» Assigned task:
Going through the data below, tally every line where the string "code" occurs, then give only the tally.

--- --- ---

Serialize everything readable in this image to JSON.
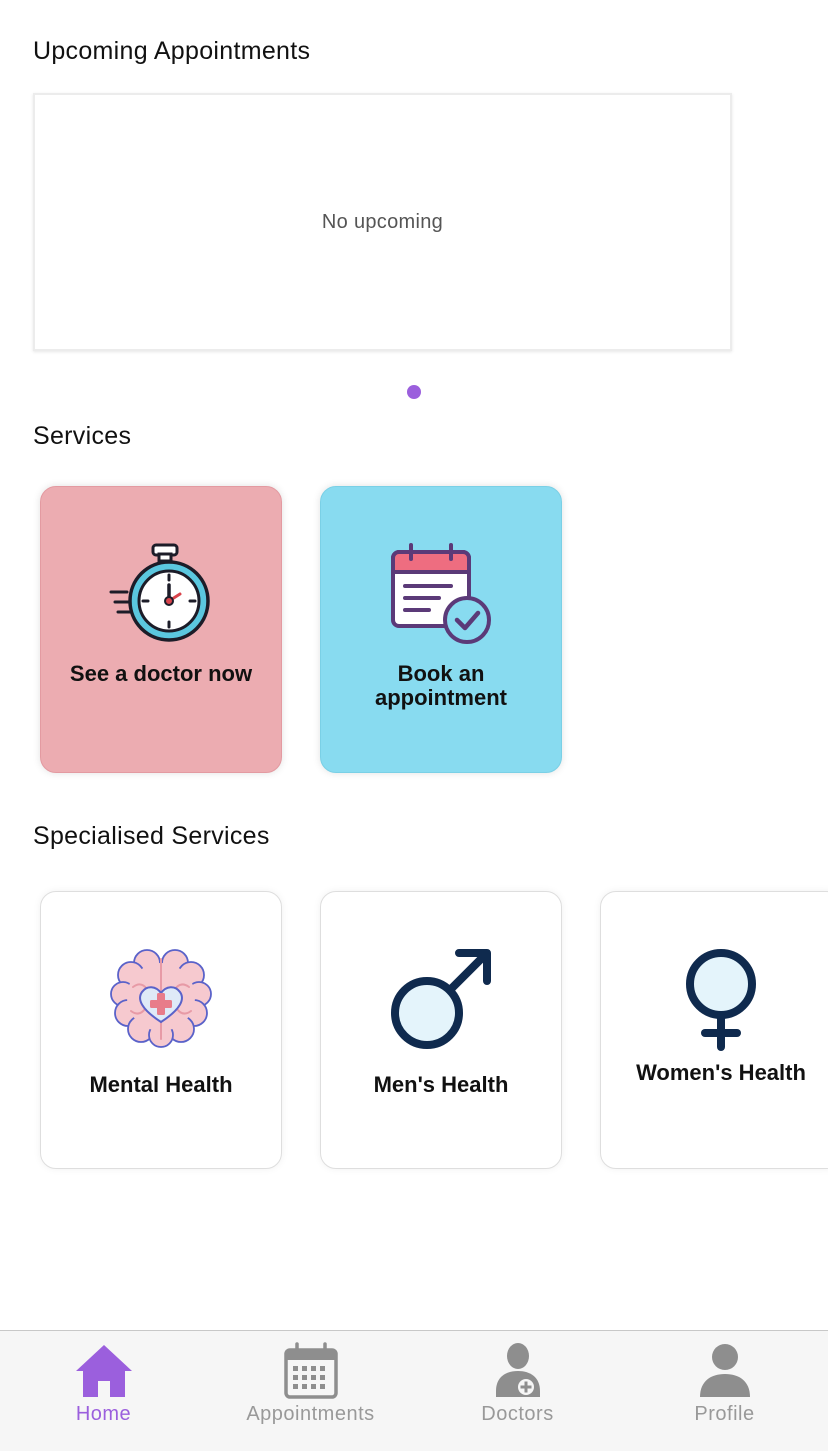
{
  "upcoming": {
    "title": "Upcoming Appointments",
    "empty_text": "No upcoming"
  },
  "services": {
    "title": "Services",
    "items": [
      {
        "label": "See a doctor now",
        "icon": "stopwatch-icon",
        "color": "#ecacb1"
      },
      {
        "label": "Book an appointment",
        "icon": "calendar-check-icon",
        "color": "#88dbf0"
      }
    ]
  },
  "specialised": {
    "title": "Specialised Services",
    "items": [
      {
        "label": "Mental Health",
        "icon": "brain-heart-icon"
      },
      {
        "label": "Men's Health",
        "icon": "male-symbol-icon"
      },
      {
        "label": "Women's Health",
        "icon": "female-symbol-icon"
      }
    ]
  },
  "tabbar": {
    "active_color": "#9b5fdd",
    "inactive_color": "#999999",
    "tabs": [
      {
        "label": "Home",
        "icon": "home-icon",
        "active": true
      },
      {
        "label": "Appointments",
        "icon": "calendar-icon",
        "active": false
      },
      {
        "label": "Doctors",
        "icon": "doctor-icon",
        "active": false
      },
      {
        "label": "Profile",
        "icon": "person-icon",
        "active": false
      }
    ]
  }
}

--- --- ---

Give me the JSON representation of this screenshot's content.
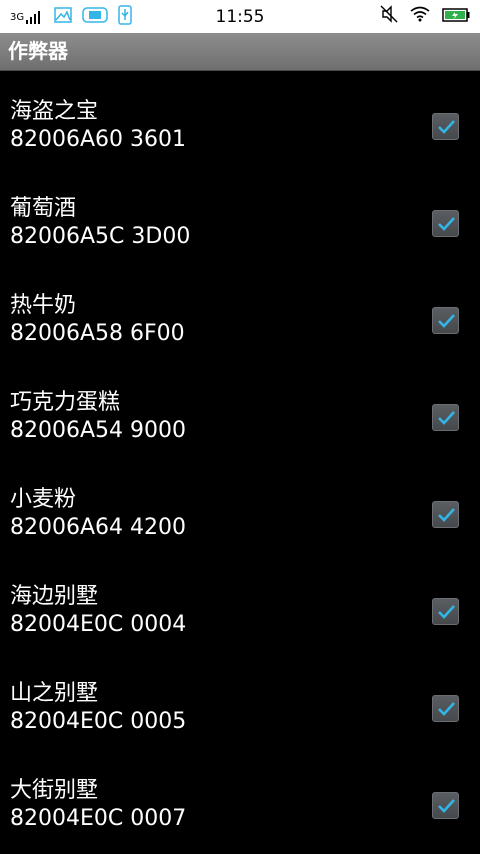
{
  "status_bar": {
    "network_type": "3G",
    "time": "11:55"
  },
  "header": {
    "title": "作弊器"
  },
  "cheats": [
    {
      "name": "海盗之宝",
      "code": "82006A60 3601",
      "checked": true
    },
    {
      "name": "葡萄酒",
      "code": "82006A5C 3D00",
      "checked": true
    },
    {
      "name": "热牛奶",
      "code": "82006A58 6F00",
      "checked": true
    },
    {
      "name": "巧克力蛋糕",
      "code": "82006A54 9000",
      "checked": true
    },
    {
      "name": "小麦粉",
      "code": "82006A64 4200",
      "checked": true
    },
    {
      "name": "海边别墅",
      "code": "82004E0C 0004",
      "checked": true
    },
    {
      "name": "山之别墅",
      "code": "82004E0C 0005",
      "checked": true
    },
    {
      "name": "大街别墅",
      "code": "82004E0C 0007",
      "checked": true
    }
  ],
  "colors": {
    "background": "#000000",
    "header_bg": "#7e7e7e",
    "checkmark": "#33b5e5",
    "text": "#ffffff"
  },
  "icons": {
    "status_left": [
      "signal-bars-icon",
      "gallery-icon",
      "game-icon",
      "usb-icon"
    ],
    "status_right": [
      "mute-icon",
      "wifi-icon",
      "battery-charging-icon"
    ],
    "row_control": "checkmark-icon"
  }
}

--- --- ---

» Finished exercise:
8